§ Input:
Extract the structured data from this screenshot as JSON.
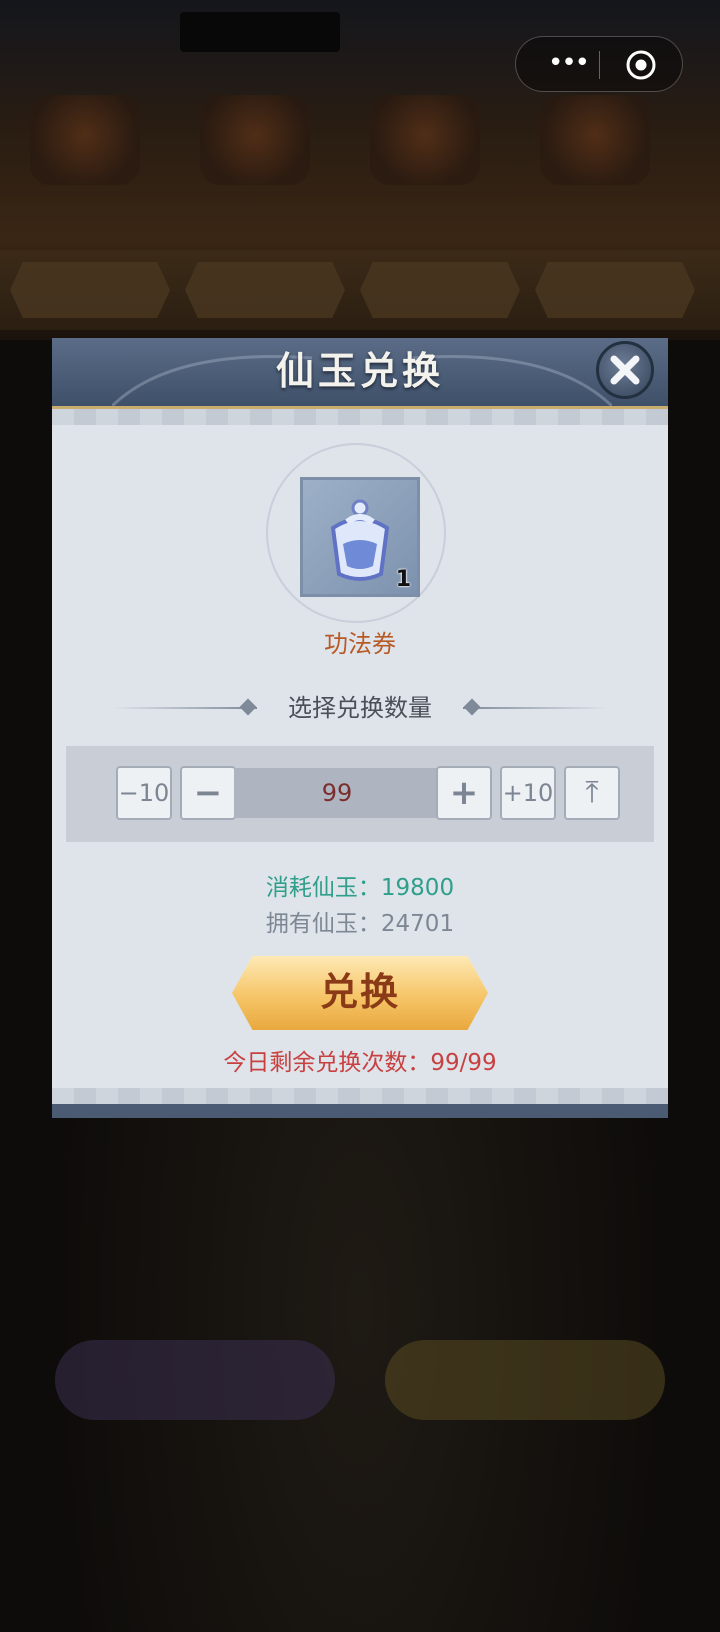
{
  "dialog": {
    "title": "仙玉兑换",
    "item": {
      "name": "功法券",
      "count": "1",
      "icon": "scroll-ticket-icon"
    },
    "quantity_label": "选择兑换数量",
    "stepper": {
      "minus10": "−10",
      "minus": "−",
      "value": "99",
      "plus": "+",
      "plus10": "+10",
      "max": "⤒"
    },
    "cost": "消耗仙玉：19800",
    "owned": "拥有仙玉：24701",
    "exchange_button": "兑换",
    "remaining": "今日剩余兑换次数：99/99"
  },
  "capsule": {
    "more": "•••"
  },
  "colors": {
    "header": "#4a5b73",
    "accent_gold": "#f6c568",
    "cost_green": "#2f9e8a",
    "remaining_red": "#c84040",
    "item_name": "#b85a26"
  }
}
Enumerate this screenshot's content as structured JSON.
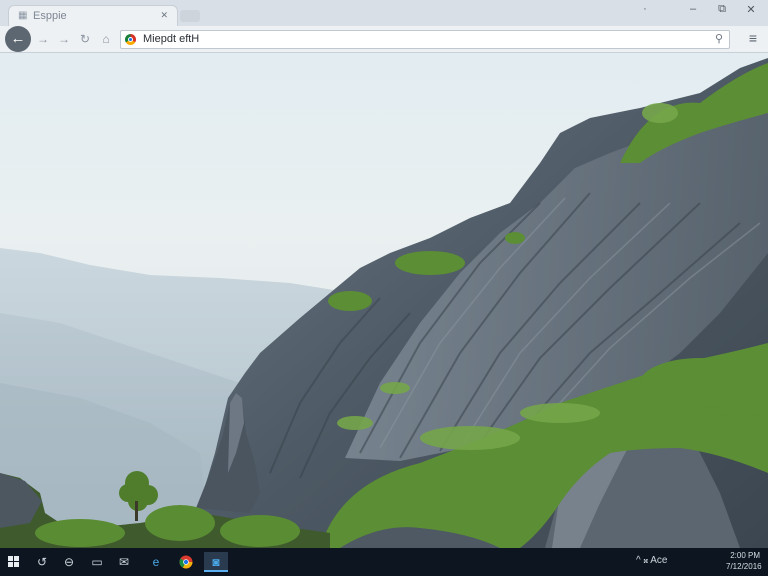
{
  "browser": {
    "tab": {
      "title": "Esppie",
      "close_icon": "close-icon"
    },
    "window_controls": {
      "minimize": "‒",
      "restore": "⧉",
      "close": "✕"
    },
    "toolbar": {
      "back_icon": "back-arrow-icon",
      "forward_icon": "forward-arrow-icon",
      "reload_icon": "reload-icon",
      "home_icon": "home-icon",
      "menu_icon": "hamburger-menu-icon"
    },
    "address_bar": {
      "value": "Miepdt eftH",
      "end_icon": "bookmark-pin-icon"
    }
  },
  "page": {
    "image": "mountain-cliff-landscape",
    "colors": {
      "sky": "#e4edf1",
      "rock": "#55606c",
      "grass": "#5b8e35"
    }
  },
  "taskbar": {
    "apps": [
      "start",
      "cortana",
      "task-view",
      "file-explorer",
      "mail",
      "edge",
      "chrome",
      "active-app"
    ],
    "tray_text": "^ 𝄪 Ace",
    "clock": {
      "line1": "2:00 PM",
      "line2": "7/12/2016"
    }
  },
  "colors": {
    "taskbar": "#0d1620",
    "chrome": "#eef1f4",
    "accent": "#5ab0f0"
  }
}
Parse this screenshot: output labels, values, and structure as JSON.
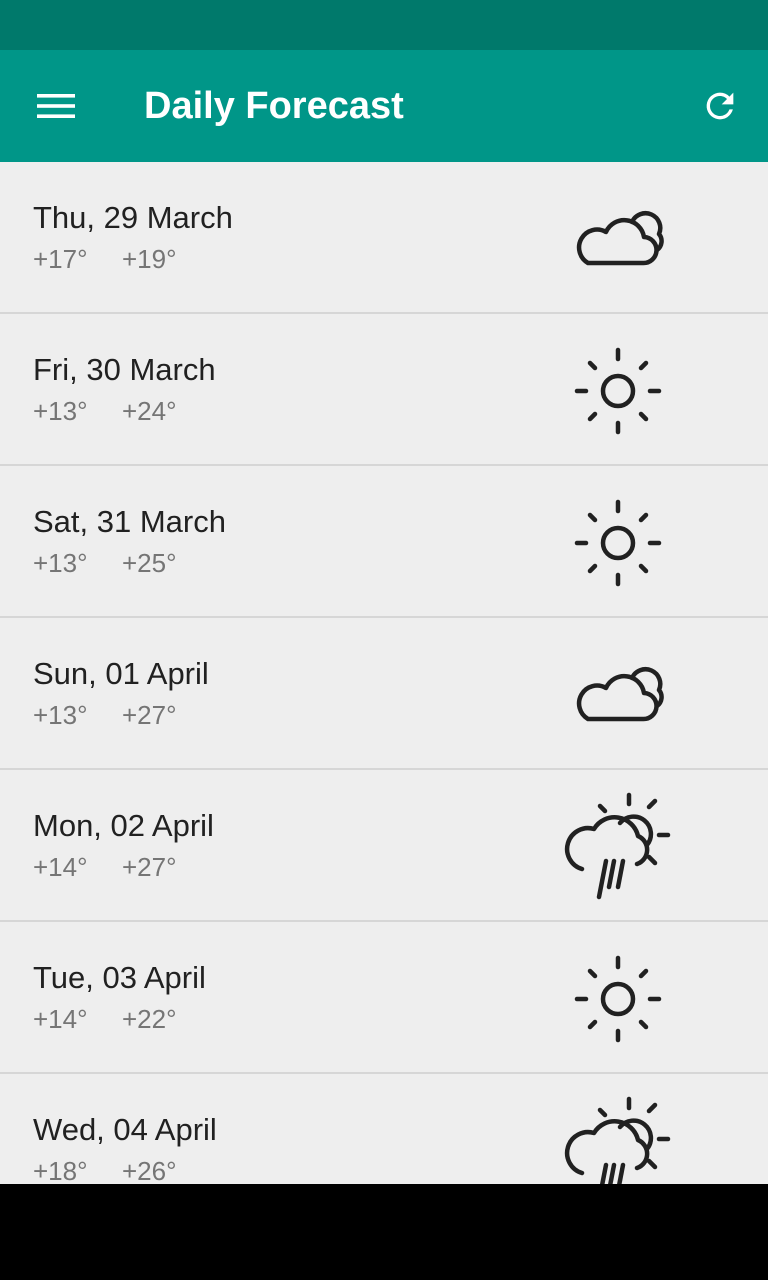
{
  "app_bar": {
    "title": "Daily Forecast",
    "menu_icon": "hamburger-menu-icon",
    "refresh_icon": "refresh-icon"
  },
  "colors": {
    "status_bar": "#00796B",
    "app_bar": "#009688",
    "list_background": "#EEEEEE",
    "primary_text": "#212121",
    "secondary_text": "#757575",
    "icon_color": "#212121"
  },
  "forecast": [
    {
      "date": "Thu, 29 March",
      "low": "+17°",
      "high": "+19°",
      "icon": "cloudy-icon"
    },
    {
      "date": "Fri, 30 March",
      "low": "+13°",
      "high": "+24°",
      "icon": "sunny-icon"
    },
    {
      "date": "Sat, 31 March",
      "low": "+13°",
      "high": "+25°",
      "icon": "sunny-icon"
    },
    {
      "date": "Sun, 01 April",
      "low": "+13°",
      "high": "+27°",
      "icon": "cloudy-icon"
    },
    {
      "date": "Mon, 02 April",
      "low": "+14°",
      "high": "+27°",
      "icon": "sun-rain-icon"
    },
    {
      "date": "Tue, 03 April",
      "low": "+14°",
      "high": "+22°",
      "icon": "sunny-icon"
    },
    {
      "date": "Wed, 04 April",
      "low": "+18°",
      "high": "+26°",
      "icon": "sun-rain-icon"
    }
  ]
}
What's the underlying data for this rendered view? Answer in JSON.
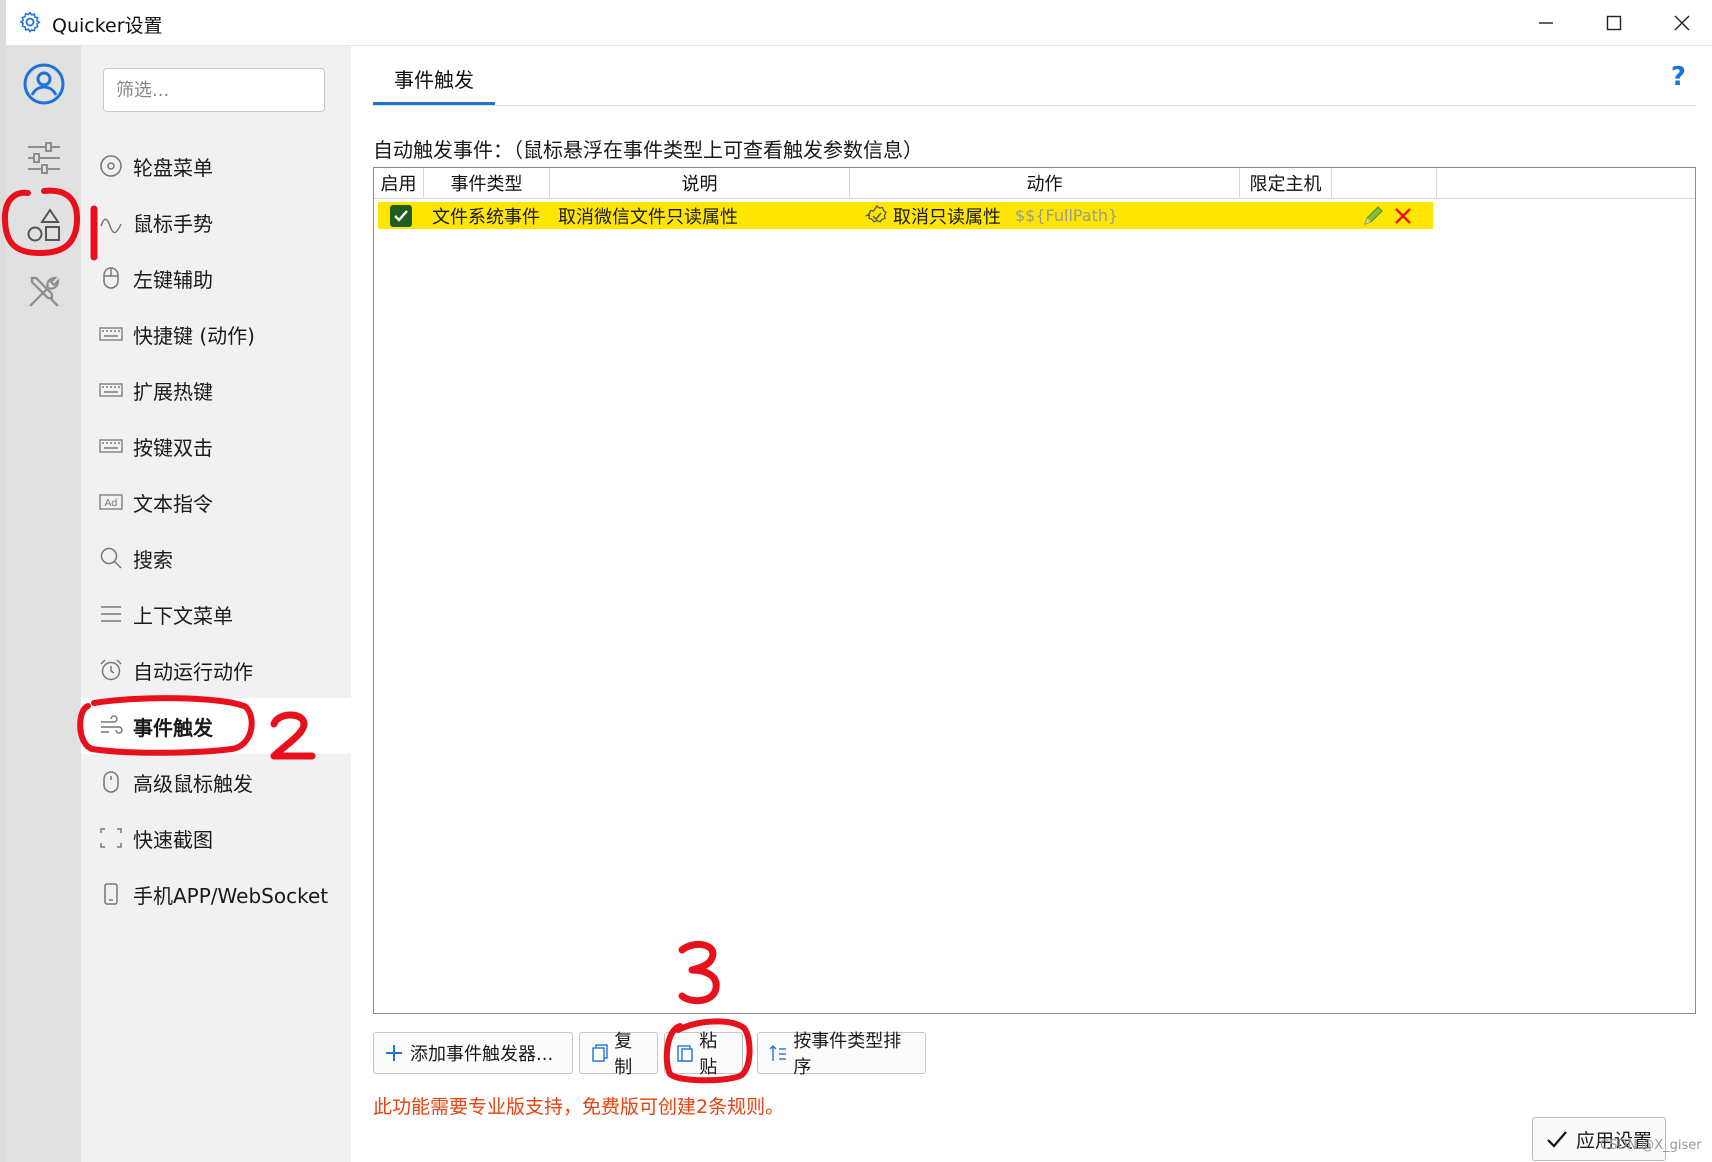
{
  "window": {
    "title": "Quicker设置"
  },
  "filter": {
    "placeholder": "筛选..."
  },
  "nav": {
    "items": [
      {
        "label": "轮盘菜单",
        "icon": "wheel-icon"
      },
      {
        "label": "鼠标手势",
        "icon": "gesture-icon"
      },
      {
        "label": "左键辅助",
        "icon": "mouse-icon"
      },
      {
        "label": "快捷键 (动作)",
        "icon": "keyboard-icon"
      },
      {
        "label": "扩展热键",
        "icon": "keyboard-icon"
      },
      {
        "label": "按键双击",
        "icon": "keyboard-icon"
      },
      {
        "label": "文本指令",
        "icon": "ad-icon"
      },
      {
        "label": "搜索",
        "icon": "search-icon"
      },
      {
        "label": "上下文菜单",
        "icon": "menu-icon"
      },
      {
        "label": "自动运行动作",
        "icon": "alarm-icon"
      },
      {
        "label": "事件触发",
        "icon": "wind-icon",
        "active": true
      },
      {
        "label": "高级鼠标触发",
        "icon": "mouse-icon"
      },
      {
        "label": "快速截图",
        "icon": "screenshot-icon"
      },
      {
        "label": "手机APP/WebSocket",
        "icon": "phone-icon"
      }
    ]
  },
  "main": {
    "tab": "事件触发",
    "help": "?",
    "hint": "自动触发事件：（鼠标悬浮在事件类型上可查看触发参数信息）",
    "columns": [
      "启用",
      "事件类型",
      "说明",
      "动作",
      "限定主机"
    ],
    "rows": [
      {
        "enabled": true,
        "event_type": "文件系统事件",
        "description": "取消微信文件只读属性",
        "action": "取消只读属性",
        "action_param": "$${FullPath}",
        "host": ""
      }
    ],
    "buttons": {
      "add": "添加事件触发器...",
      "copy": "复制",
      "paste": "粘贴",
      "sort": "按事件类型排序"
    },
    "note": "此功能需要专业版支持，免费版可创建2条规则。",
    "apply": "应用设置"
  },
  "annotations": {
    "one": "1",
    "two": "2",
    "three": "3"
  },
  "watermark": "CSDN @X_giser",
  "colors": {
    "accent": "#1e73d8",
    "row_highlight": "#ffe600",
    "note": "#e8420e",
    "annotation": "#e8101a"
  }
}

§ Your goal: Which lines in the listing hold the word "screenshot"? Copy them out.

§ Task solution:
Extract the structured data from this screenshot as JSON.
Enumerate this screenshot's content as structured JSON.
Parse this screenshot: output labels, values, and structure as JSON.
        "icon": "screenshot-icon"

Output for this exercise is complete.